• _To do_
Each entry below should be returned exactly as is, with the pictures removed.

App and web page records

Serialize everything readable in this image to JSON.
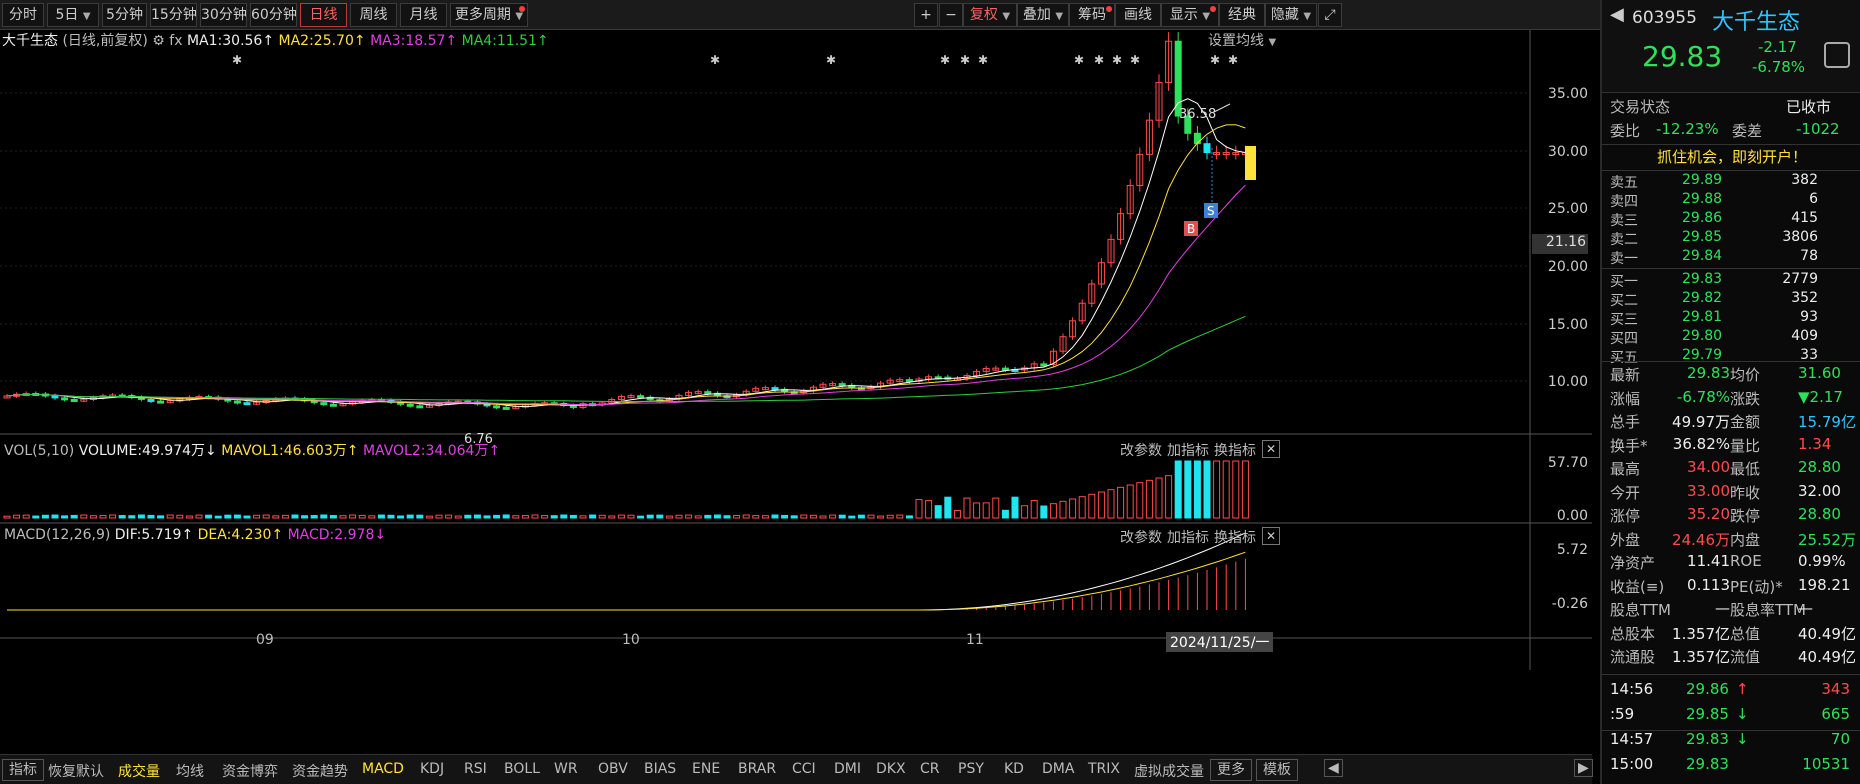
{
  "toolbar": {
    "periods": [
      "分时",
      "5日",
      "5分钟",
      "15分钟",
      "30分钟",
      "60分钟",
      "日线",
      "周线",
      "月线",
      "更多周期"
    ],
    "active_period": "日线",
    "right_buttons": [
      "+",
      "−",
      "复权",
      "叠加",
      "筹码",
      "画线",
      "显示",
      "经典",
      "隐藏"
    ],
    "fullscreen_icon": "expand-icon"
  },
  "chart_header": {
    "name": "大千生态",
    "mode": "(日线,前复权)",
    "ma1": "MA1:30.56",
    "ma2": "MA2:25.70",
    "ma3": "MA3:18.57",
    "ma4": "MA4:11.51",
    "settings": "设置均线"
  },
  "price_axis": [
    "35.00",
    "30.00",
    "25.00",
    "20.00",
    "15.00",
    "10.00"
  ],
  "price_marker": "21.16",
  "annotations": {
    "high": "36.58",
    "low": "6.76",
    "buy": "B",
    "sell": "S"
  },
  "vol_header": {
    "name": "VOL(5,10)",
    "volume": "VOLUME:49.974万",
    "mavol1": "MAVOL1:46.603万",
    "mavol2": "MAVOL2:34.064万"
  },
  "vol_axis": [
    "57.70",
    "0.00"
  ],
  "macd_header": {
    "name": "MACD(12,26,9)",
    "dif": "DIF:5.719",
    "dea": "DEA:4.230",
    "macd": "MACD:2.978"
  },
  "macd_axis": [
    "5.72",
    "-0.26"
  ],
  "panel_buttons": [
    "改参数",
    "加指标",
    "换指标"
  ],
  "time_axis": [
    "09",
    "10",
    "11"
  ],
  "time_cursor": "2024/11/25/一",
  "bottom_tabs": [
    "指标",
    "恢复默认",
    "成交量",
    "均线",
    "资金博弈",
    "资金趋势",
    "MACD",
    "KDJ",
    "RSI",
    "BOLL",
    "WR",
    "OBV",
    "BIAS",
    "ENE",
    "BRAR",
    "CCI",
    "DMI",
    "DKX",
    "CR",
    "PSY",
    "KD",
    "DMA",
    "TRIX",
    "虚拟成交量",
    "更多",
    "模板"
  ],
  "colors": {
    "up": "#ff4b4b",
    "down": "#2ee05a",
    "ma1": "#ffffff",
    "ma2": "#ffe13b",
    "ma3": "#e040e0",
    "ma4": "#2ecc40",
    "cyan": "#1ee6f0"
  },
  "quote": {
    "code": "603955",
    "name": "大千生态",
    "price": "29.83",
    "change": "-2.17",
    "change_pct": "-6.78%",
    "status_label": "交易状态",
    "status_value": "已收市",
    "weibi_label": "委比",
    "weibi_value": "-12.23%",
    "weicha_label": "委差",
    "weicha_value": "-1022",
    "promo": "抓住机会，即刻开户！",
    "asks": [
      {
        "label": "卖五",
        "price": "29.89",
        "vol": "382"
      },
      {
        "label": "卖四",
        "price": "29.88",
        "vol": "6"
      },
      {
        "label": "卖三",
        "price": "29.86",
        "vol": "415"
      },
      {
        "label": "卖二",
        "price": "29.85",
        "vol": "3806"
      },
      {
        "label": "卖一",
        "price": "29.84",
        "vol": "78"
      }
    ],
    "bids": [
      {
        "label": "买一",
        "price": "29.83",
        "vol": "2779"
      },
      {
        "label": "买二",
        "price": "29.82",
        "vol": "352"
      },
      {
        "label": "买三",
        "price": "29.81",
        "vol": "93"
      },
      {
        "label": "买四",
        "price": "29.80",
        "vol": "409"
      },
      {
        "label": "买五",
        "price": "29.79",
        "vol": "33"
      }
    ],
    "stats": [
      {
        "l1": "最新",
        "v1": "29.83",
        "c1": "green",
        "l2": "均价",
        "v2": "31.60",
        "c2": "green"
      },
      {
        "l1": "涨幅",
        "v1": "-6.78%",
        "c1": "green",
        "l2": "涨跌",
        "v2": "▼2.17",
        "c2": "green"
      },
      {
        "l1": "总手",
        "v1": "49.97万",
        "c1": "white",
        "l2": "金额",
        "v2": "15.79亿",
        "c2": "cyan"
      },
      {
        "l1": "换手*",
        "v1": "36.82%",
        "c1": "white",
        "l2": "量比",
        "v2": "1.34",
        "c2": "red"
      },
      {
        "l1": "最高",
        "v1": "34.00",
        "c1": "red",
        "l2": "最低",
        "v2": "28.80",
        "c2": "green"
      },
      {
        "l1": "今开",
        "v1": "33.00",
        "c1": "red",
        "l2": "昨收",
        "v2": "32.00",
        "c2": "white"
      },
      {
        "l1": "涨停",
        "v1": "35.20",
        "c1": "red",
        "l2": "跌停",
        "v2": "28.80",
        "c2": "green"
      },
      {
        "l1": "外盘",
        "v1": "24.46万",
        "c1": "red",
        "l2": "内盘",
        "v2": "25.52万",
        "c2": "green"
      },
      {
        "l1": "净资产",
        "v1": "11.41",
        "c1": "white",
        "l2": "ROE",
        "v2": "0.99%",
        "c2": "white"
      },
      {
        "l1": "收益(≡)",
        "v1": "0.113",
        "c1": "white",
        "l2": "PE(动)*",
        "v2": "198.21",
        "c2": "white"
      },
      {
        "l1": "股息TTM",
        "v1": "—",
        "c1": "white",
        "l2": "股息率TTM",
        "v2": "—",
        "c2": "white"
      },
      {
        "l1": "总股本",
        "v1": "1.357亿",
        "c1": "white",
        "l2": "总值",
        "v2": "40.49亿",
        "c2": "white"
      },
      {
        "l1": "流通股",
        "v1": "1.357亿",
        "c1": "white",
        "l2": "流值",
        "v2": "40.49亿",
        "c2": "white"
      }
    ],
    "ticks": [
      {
        "time": "14:56",
        "price": "29.86",
        "arrow": "↑",
        "vol": "343",
        "pc": "green",
        "ac": "red",
        "vc": "red"
      },
      {
        "time": ":59",
        "price": "29.85",
        "arrow": "↓",
        "vol": "665",
        "pc": "green",
        "ac": "green",
        "vc": "green"
      },
      {
        "time": "14:57",
        "price": "29.83",
        "arrow": "↓",
        "vol": "70",
        "pc": "green",
        "ac": "green",
        "vc": "green"
      },
      {
        "time": "15:00",
        "price": "29.83",
        "arrow": "",
        "vol": "10531",
        "pc": "green",
        "ac": "green",
        "vc": "green"
      }
    ]
  }
}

• _Result_
Serialize everything readable in this image to JSON.
{
  "toolbar": {
    "periods": [
      "分时",
      "5日",
      "5分钟",
      "15分钟",
      "30分钟",
      "60分钟",
      "日线",
      "周线",
      "月线",
      "更多周期"
    ],
    "active_period": "日线",
    "right_buttons": [
      "+",
      "−",
      "复权",
      "叠加",
      "筹码",
      "画线",
      "显示",
      "经典",
      "隐藏"
    ],
    "fullscreen_icon": "expand-icon"
  },
  "chart_header": {
    "name": "大千生态",
    "mode": "(日线,前复权)",
    "ma1": "MA1:30.56",
    "ma2": "MA2:25.70",
    "ma3": "MA3:18.57",
    "ma4": "MA4:11.51",
    "settings": "设置均线"
  },
  "price_axis": [
    "35.00",
    "30.00",
    "25.00",
    "20.00",
    "15.00",
    "10.00"
  ],
  "price_marker": "21.16",
  "annotations": {
    "high": "36.58",
    "low": "6.76",
    "buy": "B",
    "sell": "S"
  },
  "vol_header": {
    "name": "VOL(5,10)",
    "volume": "VOLUME:49.974万",
    "mavol1": "MAVOL1:46.603万",
    "mavol2": "MAVOL2:34.064万"
  },
  "vol_axis": [
    "57.70",
    "0.00"
  ],
  "macd_header": {
    "name": "MACD(12,26,9)",
    "dif": "DIF:5.719",
    "dea": "DEA:4.230",
    "macd": "MACD:2.978"
  },
  "macd_axis": [
    "5.72",
    "-0.26"
  ],
  "panel_buttons": [
    "改参数",
    "加指标",
    "换指标"
  ],
  "time_axis": [
    "09",
    "10",
    "11"
  ],
  "time_cursor": "2024/11/25/一",
  "bottom_tabs": [
    "指标",
    "恢复默认",
    "成交量",
    "均线",
    "资金博弈",
    "资金趋势",
    "MACD",
    "KDJ",
    "RSI",
    "BOLL",
    "WR",
    "OBV",
    "BIAS",
    "ENE",
    "BRAR",
    "CCI",
    "DMI",
    "DKX",
    "CR",
    "PSY",
    "KD",
    "DMA",
    "TRIX",
    "虚拟成交量",
    "更多",
    "模板"
  ],
  "colors": {
    "up": "#ff4b4b",
    "down": "#2ee05a",
    "ma1": "#ffffff",
    "ma2": "#ffe13b",
    "ma3": "#e040e0",
    "ma4": "#2ecc40",
    "cyan": "#1ee6f0"
  },
  "quote": {
    "code": "603955",
    "name": "大千生态",
    "price": "29.83",
    "change": "-2.17",
    "change_pct": "-6.78%",
    "status_label": "交易状态",
    "status_value": "已收市",
    "weibi_label": "委比",
    "weibi_value": "-12.23%",
    "weicha_label": "委差",
    "weicha_value": "-1022",
    "promo": "抓住机会，即刻开户！",
    "asks": [
      {
        "label": "卖五",
        "price": "29.89",
        "vol": "382"
      },
      {
        "label": "卖四",
        "price": "29.88",
        "vol": "6"
      },
      {
        "label": "卖三",
        "price": "29.86",
        "vol": "415"
      },
      {
        "label": "卖二",
        "price": "29.85",
        "vol": "3806"
      },
      {
        "label": "卖一",
        "price": "29.84",
        "vol": "78"
      }
    ],
    "bids": [
      {
        "label": "买一",
        "price": "29.83",
        "vol": "2779"
      },
      {
        "label": "买二",
        "price": "29.82",
        "vol": "352"
      },
      {
        "label": "买三",
        "price": "29.81",
        "vol": "93"
      },
      {
        "label": "买四",
        "price": "29.80",
        "vol": "409"
      },
      {
        "label": "买五",
        "price": "29.79",
        "vol": "33"
      }
    ],
    "stats": [
      {
        "l1": "最新",
        "v1": "29.83",
        "c1": "green",
        "l2": "均价",
        "v2": "31.60",
        "c2": "green"
      },
      {
        "l1": "涨幅",
        "v1": "-6.78%",
        "c1": "green",
        "l2": "涨跌",
        "v2": "▼2.17",
        "c2": "green"
      },
      {
        "l1": "总手",
        "v1": "49.97万",
        "c1": "white",
        "l2": "金额",
        "v2": "15.79亿",
        "c2": "cyan"
      },
      {
        "l1": "换手*",
        "v1": "36.82%",
        "c1": "white",
        "l2": "量比",
        "v2": "1.34",
        "c2": "red"
      },
      {
        "l1": "最高",
        "v1": "34.00",
        "c1": "red",
        "l2": "最低",
        "v2": "28.80",
        "c2": "green"
      },
      {
        "l1": "今开",
        "v1": "33.00",
        "c1": "red",
        "l2": "昨收",
        "v2": "32.00",
        "c2": "white"
      },
      {
        "l1": "涨停",
        "v1": "35.20",
        "c1": "red",
        "l2": "跌停",
        "v2": "28.80",
        "c2": "green"
      },
      {
        "l1": "外盘",
        "v1": "24.46万",
        "c1": "red",
        "l2": "内盘",
        "v2": "25.52万",
        "c2": "green"
      },
      {
        "l1": "净资产",
        "v1": "11.41",
        "c1": "white",
        "l2": "ROE",
        "v2": "0.99%",
        "c2": "white"
      },
      {
        "l1": "收益(≡)",
        "v1": "0.113",
        "c1": "white",
        "l2": "PE(动)*",
        "v2": "198.21",
        "c2": "white"
      },
      {
        "l1": "股息TTM",
        "v1": "—",
        "c1": "white",
        "l2": "股息率TTM",
        "v2": "—",
        "c2": "white"
      },
      {
        "l1": "总股本",
        "v1": "1.357亿",
        "c1": "white",
        "l2": "总值",
        "v2": "40.49亿",
        "c2": "white"
      },
      {
        "l1": "流通股",
        "v1": "1.357亿",
        "c1": "white",
        "l2": "流值",
        "v2": "40.49亿",
        "c2": "white"
      }
    ],
    "ticks": [
      {
        "time": "14:56",
        "price": "29.86",
        "arrow": "↑",
        "vol": "343",
        "pc": "green",
        "ac": "red",
        "vc": "red"
      },
      {
        "time": ":59",
        "price": "29.85",
        "arrow": "↓",
        "vol": "665",
        "pc": "green",
        "ac": "green",
        "vc": "green"
      },
      {
        "time": "14:57",
        "price": "29.83",
        "arrow": "↓",
        "vol": "70",
        "pc": "green",
        "ac": "green",
        "vc": "green"
      },
      {
        "time": "15:00",
        "price": "29.83",
        "arrow": "",
        "vol": "10531",
        "pc": "green",
        "ac": "green",
        "vc": "green"
      }
    ]
  }
}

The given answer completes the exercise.